# TASK DIRECTIONS:
Restate every record that follows, keeping it exact.

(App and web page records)
----
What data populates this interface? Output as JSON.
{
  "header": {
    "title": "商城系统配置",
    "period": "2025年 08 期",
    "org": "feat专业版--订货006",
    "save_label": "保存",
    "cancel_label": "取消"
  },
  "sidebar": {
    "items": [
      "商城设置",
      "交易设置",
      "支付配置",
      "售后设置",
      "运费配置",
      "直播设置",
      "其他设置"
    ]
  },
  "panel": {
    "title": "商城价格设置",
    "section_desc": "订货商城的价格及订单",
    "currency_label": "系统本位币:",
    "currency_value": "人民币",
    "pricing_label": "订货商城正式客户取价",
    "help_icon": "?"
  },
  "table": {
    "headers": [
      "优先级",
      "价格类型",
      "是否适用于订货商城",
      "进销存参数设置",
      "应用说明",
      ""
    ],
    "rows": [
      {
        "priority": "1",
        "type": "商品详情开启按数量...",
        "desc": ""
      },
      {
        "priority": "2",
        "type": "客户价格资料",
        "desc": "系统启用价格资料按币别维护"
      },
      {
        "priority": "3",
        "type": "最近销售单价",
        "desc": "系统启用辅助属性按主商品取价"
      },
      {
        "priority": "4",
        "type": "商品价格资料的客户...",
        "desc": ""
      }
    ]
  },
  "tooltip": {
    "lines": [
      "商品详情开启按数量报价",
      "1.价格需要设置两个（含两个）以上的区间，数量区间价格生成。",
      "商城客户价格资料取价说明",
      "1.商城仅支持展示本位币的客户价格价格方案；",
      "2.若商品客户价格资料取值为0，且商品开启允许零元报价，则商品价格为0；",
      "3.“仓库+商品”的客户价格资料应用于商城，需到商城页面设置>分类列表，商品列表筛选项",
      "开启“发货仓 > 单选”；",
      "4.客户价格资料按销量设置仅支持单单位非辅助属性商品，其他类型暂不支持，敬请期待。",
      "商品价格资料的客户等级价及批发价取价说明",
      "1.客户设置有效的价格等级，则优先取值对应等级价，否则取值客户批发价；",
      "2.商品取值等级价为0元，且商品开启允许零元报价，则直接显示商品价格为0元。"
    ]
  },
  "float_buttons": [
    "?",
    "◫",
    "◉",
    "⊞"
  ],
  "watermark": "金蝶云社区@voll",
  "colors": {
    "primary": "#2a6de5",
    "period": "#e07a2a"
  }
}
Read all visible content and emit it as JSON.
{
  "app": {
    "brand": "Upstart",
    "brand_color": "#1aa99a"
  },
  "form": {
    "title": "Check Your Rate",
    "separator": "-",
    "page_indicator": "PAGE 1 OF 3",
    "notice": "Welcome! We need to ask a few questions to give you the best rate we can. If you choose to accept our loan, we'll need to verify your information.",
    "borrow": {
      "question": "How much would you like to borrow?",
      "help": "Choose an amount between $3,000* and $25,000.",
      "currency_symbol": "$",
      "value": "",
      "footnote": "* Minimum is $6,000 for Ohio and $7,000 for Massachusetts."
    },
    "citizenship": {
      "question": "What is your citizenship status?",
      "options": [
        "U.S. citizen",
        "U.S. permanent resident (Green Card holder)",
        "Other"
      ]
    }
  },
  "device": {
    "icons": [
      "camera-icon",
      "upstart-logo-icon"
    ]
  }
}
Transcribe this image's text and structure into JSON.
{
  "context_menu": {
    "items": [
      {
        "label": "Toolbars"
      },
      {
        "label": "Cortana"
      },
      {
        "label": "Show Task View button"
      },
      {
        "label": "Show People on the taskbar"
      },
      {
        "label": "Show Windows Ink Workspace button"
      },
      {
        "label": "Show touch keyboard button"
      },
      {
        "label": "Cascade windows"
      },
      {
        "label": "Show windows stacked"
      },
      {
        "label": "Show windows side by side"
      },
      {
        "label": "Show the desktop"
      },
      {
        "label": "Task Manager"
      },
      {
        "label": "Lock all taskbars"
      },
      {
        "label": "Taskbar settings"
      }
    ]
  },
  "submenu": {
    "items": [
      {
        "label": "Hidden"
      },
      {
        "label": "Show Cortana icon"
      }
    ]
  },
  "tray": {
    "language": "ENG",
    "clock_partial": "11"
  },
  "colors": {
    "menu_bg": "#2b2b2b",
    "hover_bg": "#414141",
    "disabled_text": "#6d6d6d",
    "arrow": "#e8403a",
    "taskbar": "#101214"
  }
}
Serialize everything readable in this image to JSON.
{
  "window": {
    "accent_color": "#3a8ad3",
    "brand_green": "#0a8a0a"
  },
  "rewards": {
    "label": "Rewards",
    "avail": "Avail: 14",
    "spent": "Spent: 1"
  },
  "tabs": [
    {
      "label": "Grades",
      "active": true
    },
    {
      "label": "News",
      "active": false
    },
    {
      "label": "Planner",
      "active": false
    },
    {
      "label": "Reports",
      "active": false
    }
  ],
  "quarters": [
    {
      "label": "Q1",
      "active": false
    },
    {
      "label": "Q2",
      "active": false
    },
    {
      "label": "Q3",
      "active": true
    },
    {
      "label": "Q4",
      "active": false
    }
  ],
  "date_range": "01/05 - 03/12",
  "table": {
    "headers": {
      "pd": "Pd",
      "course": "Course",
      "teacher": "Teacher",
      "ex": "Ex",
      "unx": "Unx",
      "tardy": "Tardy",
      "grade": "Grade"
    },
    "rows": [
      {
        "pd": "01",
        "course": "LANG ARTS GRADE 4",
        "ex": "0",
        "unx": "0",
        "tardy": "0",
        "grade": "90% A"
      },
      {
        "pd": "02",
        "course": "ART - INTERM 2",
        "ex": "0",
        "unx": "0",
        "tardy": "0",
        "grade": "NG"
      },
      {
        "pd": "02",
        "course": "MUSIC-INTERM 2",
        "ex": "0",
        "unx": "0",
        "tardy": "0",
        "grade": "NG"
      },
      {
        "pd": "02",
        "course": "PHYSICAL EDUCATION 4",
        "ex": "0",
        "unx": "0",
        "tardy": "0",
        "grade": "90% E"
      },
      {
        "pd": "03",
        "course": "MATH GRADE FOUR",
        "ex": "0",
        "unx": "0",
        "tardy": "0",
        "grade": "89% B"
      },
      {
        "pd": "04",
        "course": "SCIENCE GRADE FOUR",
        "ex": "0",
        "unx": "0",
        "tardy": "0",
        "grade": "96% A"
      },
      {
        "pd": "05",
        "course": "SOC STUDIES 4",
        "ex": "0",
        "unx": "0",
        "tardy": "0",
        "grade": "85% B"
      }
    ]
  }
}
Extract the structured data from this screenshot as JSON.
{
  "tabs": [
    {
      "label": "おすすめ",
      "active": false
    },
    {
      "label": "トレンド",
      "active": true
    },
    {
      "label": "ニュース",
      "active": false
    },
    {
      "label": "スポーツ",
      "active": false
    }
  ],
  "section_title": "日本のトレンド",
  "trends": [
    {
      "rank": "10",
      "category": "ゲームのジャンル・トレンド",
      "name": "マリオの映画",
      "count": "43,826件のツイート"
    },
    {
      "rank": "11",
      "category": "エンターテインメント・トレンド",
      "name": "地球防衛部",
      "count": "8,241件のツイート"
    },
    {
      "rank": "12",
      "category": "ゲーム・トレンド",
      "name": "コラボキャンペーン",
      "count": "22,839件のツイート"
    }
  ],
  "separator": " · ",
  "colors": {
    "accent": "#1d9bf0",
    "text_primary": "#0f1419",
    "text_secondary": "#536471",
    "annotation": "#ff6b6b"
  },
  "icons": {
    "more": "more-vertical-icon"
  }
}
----
# WRITTEN ANSWER:
What data populates this interface? Output as JSON.
{
  "header": {
    "title": "商城系统配置",
    "period": "2025年 08 期",
    "org": "feat专业版--订货006",
    "save_label": "保存",
    "cancel_label": "取消"
  },
  "sidebar": {
    "items": [
      "商城设置",
      "交易设置",
      "支付配置",
      "售后设置",
      "运费配置",
      "直播设置",
      "其他设置"
    ]
  },
  "panel": {
    "title": "商城价格设置",
    "section_desc": "订货商城的价格及订单",
    "currency_label": "系统本位币:",
    "currency_value": "人民币",
    "pricing_label": "订货商城正式客户取价",
    "help_icon": "?"
  },
  "table": {
    "headers": [
      "优先级",
      "价格类型",
      "是否适用于订货商城",
      "进销存参数设置",
      "应用说明",
      ""
    ],
    "rows": [
      {
        "priority": "1",
        "type": "商品详情开启按数量...",
        "desc": ""
      },
      {
        "priority": "2",
        "type": "客户价格资料",
        "desc": "系统启用价格资料按币别维护"
      },
      {
        "priority": "3",
        "type": "最近销售单价",
        "desc": "系统启用辅助属性按主商品取价"
      },
      {
        "priority": "4",
        "type": "商品价格资料的客户...",
        "desc": ""
      }
    ]
  },
  "tooltip": {
    "lines": [
      "商品详情开启按数量报价",
      "1.价格需要设置两个（含两个）以上的区间，数量区间价格生成。",
      "商城客户价格资料取价说明",
      "1.商城仅支持展示本位币的客户价格价格方案；",
      "2.若商品客户价格资料取值为0，且商品开启允许零元报价，则商品价格为0；",
      "3.“仓库+商品”的客户价格资料应用于商城，需到商城页面设置>分类列表，商品列表筛选项",
      "开启“发货仓 > 单选”；",
      "4.客户价格资料按销量设置仅支持单单位非辅助属性商品，其他类型暂不支持，敬请期待。",
      "商品价格资料的客户等级价及批发价取价说明",
      "1.客户设置有效的价格等级，则优先取值对应等级价，否则取值客户批发价；",
      "2.商品取值等级价为0元，且商品开启允许零元报价，则直接显示商品价格为0元。"
    ]
  },
  "float_buttons": [
    "?",
    "◫",
    "◉",
    "⊞"
  ],
  "watermark": "金蝶云社区@voll",
  "colors": {
    "primary": "#2a6de5",
    "period": "#e07a2a"
  }
}
Read all visible content and emit it as JSON.
{
  "app": {
    "brand": "Upstart",
    "brand_color": "#1aa99a"
  },
  "form": {
    "title": "Check Your Rate",
    "separator": "-",
    "page_indicator": "PAGE 1 OF 3",
    "notice": "Welcome! We need to ask a few questions to give you the best rate we can. If you choose to accept our loan, we'll need to verify your information.",
    "borrow": {
      "question": "How much would you like to borrow?",
      "help": "Choose an amount between $3,000* and $25,000.",
      "currency_symbol": "$",
      "value": "",
      "footnote": "* Minimum is $6,000 for Ohio and $7,000 for Massachusetts."
    },
    "citizenship": {
      "question": "What is your citizenship status?",
      "options": [
        "U.S. citizen",
        "U.S. permanent resident (Green Card holder)",
        "Other"
      ]
    }
  },
  "device": {
    "icons": [
      "camera-icon",
      "upstart-logo-icon"
    ]
  }
}
Transcribe this image's text and structure into JSON.
{
  "context_menu": {
    "items": [
      {
        "label": "Toolbars"
      },
      {
        "label": "Cortana"
      },
      {
        "label": "Show Task View button"
      },
      {
        "label": "Show People on the taskbar"
      },
      {
        "label": "Show Windows Ink Workspace button"
      },
      {
        "label": "Show touch keyboard button"
      },
      {
        "label": "Cascade windows"
      },
      {
        "label": "Show windows stacked"
      },
      {
        "label": "Show windows side by side"
      },
      {
        "label": "Show the desktop"
      },
      {
        "label": "Task Manager"
      },
      {
        "label": "Lock all taskbars"
      },
      {
        "label": "Taskbar settings"
      }
    ]
  },
  "submenu": {
    "items": [
      {
        "label": "Hidden"
      },
      {
        "label": "Show Cortana icon"
      }
    ]
  },
  "tray": {
    "language": "ENG",
    "clock_partial": "11"
  },
  "colors": {
    "menu_bg": "#2b2b2b",
    "hover_bg": "#414141",
    "disabled_text": "#6d6d6d",
    "arrow": "#e8403a",
    "taskbar": "#101214"
  }
}
Serialize everything readable in this image to JSON.
{
  "window": {
    "accent_color": "#3a8ad3",
    "brand_green": "#0a8a0a"
  },
  "rewards": {
    "label": "Rewards",
    "avail": "Avail: 14",
    "spent": "Spent: 1"
  },
  "tabs": [
    {
      "label": "Grades",
      "active": true
    },
    {
      "label": "News",
      "active": false
    },
    {
      "label": "Planner",
      "active": false
    },
    {
      "label": "Reports",
      "active": false
    }
  ],
  "quarters": [
    {
      "label": "Q1",
      "active": false
    },
    {
      "label": "Q2",
      "active": false
    },
    {
      "label": "Q3",
      "active": true
    },
    {
      "label": "Q4",
      "active": false
    }
  ],
  "date_range": "01/05 - 03/12",
  "table": {
    "headers": {
      "pd": "Pd",
      "course": "Course",
      "teacher": "Teacher",
      "ex": "Ex",
      "unx": "Unx",
      "tardy": "Tardy",
      "grade": "Grade"
    },
    "rows": [
      {
        "pd": "01",
        "course": "LANG ARTS GRADE 4",
        "ex": "0",
        "unx": "0",
        "tardy": "0",
        "grade": "90% A"
      },
      {
        "pd": "02",
        "course": "ART - INTERM 2",
        "ex": "0",
        "unx": "0",
        "tardy": "0",
        "grade": "NG"
      },
      {
        "pd": "02",
        "course": "MUSIC-INTERM 2",
        "ex": "0",
        "unx": "0",
        "tardy": "0",
        "grade": "NG"
      },
      {
        "pd": "02",
        "course": "PHYSICAL EDUCATION 4",
        "ex": "0",
        "unx": "0",
        "tardy": "0",
        "grade": "90% E"
      },
      {
        "pd": "03",
        "course": "MATH GRADE FOUR",
        "ex": "0",
        "unx": "0",
        "tardy": "0",
        "grade": "89% B"
      },
      {
        "pd": "04",
        "course": "SCIENCE GRADE FOUR",
        "ex": "0",
        "unx": "0",
        "tardy": "0",
        "grade": "96% A"
      },
      {
        "pd": "05",
        "course": "SOC STUDIES 4",
        "ex": "0",
        "unx": "0",
        "tardy": "0",
        "grade": "85% B"
      }
    ]
  }
}
Extract the structured data from this screenshot as JSON.
{
  "tabs": [
    {
      "label": "おすすめ",
      "active": false
    },
    {
      "label": "トレンド",
      "active": true
    },
    {
      "label": "ニュース",
      "active": false
    },
    {
      "label": "スポーツ",
      "active": false
    }
  ],
  "section_title": "日本のトレンド",
  "trends": [
    {
      "rank": "10",
      "category": "ゲームのジャンル・トレンド",
      "name": "マリオの映画",
      "count": "43,826件のツイート"
    },
    {
      "rank": "11",
      "category": "エンターテインメント・トレンド",
      "name": "地球防衛部",
      "count": "8,241件のツイート"
    },
    {
      "rank": "12",
      "category": "ゲーム・トレンド",
      "name": "コラボキャンペーン",
      "count": "22,839件のツイート"
    }
  ],
  "separator": " · ",
  "colors": {
    "accent": "#1d9bf0",
    "text_primary": "#0f1419",
    "text_secondary": "#536471",
    "annotation": "#ff6b6b"
  },
  "icons": {
    "more": "more-vertical-icon"
  }
}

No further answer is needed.